Many people associate and think of music as something relaxing, or even something that you can scream your lungs out to. Music’s not the most common tool used to help someone with studying or homework. The possibilities of music types are endless as well as the ways that music can help you. Many factors contribute to the fact that listening to music when studying can be a very useful thing. Negative effects are present, like almost everything in the world, but the pros outweigh the cons in this situation. Through the exploration of studies and the consensus of how music makes a person feel, listening to music when studying can have a very positive effect on an individual.
In “Silence is Golden: The Bad Effect of Music While Studying,” Saki Amano creates a survey that they provide to students asking them about their habits of listening to music when they study. The results clearly show that most people like to listen to music, and out of those people almost 100 percent of them prefer music with lyrics. Saki makes a very bold claim saying that “about half of students who listen to music while studying are apt to think they cannot concentrate more on their studying than no music.” Saki previously states that they believe students listen to music to concentrate better on studying, a completely different opinion than what the rest of the research they provide displays. The results from the survey are in favor of a position approving individuals listening to music while studying, instead of a position disliking the idea of studying with music. None of the survey questions asked anything more specific than simple questions, the most lengthy asking if the student believes they concentrate more with or without music present. Making assumptions about your data and the subjects in your research will create false conclusions. The mixed tones of the authors’ claims display a deep amount of confusion.

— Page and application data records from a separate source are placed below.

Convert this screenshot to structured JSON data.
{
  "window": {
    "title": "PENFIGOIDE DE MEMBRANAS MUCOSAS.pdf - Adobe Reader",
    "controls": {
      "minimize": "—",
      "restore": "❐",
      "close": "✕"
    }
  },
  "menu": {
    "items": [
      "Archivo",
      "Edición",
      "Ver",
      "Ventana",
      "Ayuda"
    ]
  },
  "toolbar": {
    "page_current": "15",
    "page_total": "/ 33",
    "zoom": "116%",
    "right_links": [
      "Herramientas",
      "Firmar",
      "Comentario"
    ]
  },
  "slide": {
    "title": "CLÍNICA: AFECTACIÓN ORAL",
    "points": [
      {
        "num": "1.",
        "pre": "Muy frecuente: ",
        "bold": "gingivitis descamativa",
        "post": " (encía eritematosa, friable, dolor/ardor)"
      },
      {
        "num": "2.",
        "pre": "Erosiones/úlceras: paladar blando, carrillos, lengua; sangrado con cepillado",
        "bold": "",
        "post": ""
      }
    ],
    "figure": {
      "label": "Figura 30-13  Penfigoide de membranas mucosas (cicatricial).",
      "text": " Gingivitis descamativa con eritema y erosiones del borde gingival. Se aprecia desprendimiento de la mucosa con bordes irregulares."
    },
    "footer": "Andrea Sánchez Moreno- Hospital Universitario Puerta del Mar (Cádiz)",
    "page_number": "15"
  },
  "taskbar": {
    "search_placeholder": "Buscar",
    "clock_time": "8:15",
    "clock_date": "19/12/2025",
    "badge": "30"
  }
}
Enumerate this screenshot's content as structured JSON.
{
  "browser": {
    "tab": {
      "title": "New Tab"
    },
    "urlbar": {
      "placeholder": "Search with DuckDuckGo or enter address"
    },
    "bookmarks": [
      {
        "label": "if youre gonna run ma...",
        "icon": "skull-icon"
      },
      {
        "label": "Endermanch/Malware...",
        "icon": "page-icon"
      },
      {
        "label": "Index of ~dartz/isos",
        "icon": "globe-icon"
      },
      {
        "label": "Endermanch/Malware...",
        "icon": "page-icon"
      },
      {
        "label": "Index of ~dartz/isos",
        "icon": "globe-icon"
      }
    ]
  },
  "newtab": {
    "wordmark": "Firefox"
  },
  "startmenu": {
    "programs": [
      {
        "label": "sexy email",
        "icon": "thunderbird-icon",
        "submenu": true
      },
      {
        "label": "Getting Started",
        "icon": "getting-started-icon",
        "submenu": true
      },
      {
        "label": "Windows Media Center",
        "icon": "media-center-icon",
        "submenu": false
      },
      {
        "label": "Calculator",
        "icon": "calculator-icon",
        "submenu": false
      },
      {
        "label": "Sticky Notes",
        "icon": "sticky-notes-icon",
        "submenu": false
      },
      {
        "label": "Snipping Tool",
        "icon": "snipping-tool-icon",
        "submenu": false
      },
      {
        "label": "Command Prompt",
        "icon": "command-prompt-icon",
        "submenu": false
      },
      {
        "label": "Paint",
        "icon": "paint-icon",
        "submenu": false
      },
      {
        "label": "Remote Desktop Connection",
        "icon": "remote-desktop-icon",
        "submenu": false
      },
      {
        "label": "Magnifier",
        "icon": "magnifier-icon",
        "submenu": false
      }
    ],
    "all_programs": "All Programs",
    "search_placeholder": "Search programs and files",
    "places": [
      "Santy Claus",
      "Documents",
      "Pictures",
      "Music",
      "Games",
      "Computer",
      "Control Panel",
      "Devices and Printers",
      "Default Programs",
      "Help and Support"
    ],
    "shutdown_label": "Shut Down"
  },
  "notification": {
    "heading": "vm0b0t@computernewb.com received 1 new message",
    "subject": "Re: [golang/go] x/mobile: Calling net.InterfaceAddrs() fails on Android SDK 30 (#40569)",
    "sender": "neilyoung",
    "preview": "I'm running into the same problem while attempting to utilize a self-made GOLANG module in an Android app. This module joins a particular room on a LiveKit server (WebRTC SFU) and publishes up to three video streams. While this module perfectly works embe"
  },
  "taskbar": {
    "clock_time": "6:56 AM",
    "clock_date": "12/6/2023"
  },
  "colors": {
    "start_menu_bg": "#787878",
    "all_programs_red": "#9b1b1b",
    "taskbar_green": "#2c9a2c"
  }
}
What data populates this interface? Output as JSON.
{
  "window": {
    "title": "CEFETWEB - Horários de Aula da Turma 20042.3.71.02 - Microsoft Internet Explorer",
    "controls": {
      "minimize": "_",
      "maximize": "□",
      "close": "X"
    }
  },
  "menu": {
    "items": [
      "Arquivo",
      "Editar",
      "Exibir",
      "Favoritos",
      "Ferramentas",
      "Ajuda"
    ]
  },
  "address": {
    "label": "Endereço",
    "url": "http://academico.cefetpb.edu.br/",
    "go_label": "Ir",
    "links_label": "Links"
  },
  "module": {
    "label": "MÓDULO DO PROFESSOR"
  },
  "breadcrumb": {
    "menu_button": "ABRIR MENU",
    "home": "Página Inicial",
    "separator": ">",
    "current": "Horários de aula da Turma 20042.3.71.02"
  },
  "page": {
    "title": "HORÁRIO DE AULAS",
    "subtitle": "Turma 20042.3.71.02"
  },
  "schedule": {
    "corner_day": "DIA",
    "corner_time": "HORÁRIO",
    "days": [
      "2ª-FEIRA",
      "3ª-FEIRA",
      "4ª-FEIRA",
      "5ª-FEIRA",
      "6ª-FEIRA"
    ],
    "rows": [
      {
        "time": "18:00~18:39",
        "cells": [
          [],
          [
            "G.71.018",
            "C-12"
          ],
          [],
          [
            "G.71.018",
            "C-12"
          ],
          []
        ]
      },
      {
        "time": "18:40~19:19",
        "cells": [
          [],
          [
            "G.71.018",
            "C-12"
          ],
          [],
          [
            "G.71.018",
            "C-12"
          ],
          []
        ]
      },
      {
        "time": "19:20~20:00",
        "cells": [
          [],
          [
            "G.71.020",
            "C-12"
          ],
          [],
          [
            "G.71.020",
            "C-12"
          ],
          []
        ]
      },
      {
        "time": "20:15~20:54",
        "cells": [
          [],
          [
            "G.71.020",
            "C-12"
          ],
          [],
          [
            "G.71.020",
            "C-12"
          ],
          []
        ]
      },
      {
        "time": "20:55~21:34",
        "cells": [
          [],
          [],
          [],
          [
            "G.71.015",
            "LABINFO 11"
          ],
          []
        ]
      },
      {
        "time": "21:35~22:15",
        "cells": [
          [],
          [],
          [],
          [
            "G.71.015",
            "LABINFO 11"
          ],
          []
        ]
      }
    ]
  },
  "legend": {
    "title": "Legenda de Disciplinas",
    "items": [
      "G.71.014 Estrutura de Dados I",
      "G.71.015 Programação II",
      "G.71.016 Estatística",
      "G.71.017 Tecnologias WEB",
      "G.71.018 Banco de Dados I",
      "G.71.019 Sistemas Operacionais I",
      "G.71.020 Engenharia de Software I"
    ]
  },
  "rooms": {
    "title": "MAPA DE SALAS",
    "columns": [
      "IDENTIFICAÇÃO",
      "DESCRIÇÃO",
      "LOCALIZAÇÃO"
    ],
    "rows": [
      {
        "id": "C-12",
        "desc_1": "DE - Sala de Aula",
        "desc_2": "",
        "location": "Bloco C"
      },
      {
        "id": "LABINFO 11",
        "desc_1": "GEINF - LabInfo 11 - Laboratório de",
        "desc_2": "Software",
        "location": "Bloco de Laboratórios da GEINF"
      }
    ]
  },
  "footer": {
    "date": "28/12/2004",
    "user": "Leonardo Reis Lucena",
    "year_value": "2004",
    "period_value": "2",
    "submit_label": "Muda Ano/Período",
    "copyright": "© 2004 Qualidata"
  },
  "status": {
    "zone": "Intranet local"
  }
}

Multitasking is a difficult pursuit but it is likely to be utilized by many students. Individuals who have a hard time concentrating on multiple tasks at once, let alone two, are smart enough to know themselves and their study habits. They are not going to listen to music when studying knowing that it is bad for them. Refined individuals who have been in school for years know their brain and what works best for them. When evaluating multitasking, Amano says that “One researcher found that the majority of students who engage in multitasking during the class get the lower GPA, and the risk that using alcohol, tobacco and other drugs is likely to be higher than students who do only one task at once.” The information presented has absolutely nothing to do with the argument at all. In the classroom, multitasking is not just listening to music, it also involves being on your phone, doodling, watching a movie or tv show. The same goes for multitasking while studying and doing homework, listening to music being one raindrop under a huge umbrella. The conclusion made in this scenario would not impact the sole effects of listening to music and studying. The statement also mentions the risk of alcohol and drug use as a result of multitasking. Not only was the umbrella of multitasking big enough, but alcohol and drug use is far from that umbrella. The farthest you could get from listening to music and studying is shown in that statement. Alcohol and drug use is an important topic, and is sure to catch the eye of anyone reading about music and studying when it is not expected. Taking their focus from the real argument, it throws them off track. This abuse is related to the multitasking umbrella and a few of its raindrops, not directly to music and studying.
Listening to your preferred music is going to be done more than listening to music you don’t like. Many students prefer pop or rock music, both inhabiting lyrics. Amano claims “that music with lyrics causes the brain to focus all of its energy on blocking out the vocal stimuli from the song, preventing it from concentrating on the task.” Another form of multitasking, the lyrics taking an unconscious focus from the individual causing them to become less engaged with their task. In Music and memory: Effects of listening to music while studying in college students, a study was calculated showing results of reading an assigned text with classical music versus lyrical or pop music playing in the background and then answering comprehension questions.. In terms of mean scores, the pop music listeners scored 2 points higher than the classical music. This educated study was completed at a university, and has produced accurate results, showing that lyrical music does make a difference. As a final result from the study, Mensik and Dodge say that “studying for a test while listening to music may cause little to no detriment to comprehension.”
The argument against listening to music while studying shows compelling but wavering perspectives. Studies have clearly shown that the effects of this very much depend on the individual person. The average student is more likely to do just fine when it comes to studying and having their favorite music playing in the background. It creates a safer environment for them to feel more relaxed. You are sure to find your own ways of studying effectively for your own benefit, and you can listen to whatever you desire. While there may be some disadvantages to it, go ahead and study while listening to that rap song or even Mozart if you’re feeling fancy!
Amano, S. (2015). Silence is Golden: The Bad Effect of Music While Studying. Google Docs. Retrieved November 18, 2021, from https://docs.google.com/document/preview?hgd=1&id=1enacyMCl1cLTBiHJ86bL1_WWl9qyz_uwEJkJA1NOzTQ.
Goltz, F., & Sadakata, M. (2021, September 20). Do you listen to music while studying? A portrait of how people use music to optimize their cognitive performance. Acta Psychologica. Retrieved October 10, 2021, from https://www.sciencedirect.com/science/article/pii/S0001691821001670?via%3Dihub.
Mensink, M. C., & Dodge, L. (2014, April 1). Music and memory: Effects of listening to music while studying in college students. MINDS@UW Home. Retrieved November 18, 2021, from https://minds.wisconsin.edu/handle/1793/77348.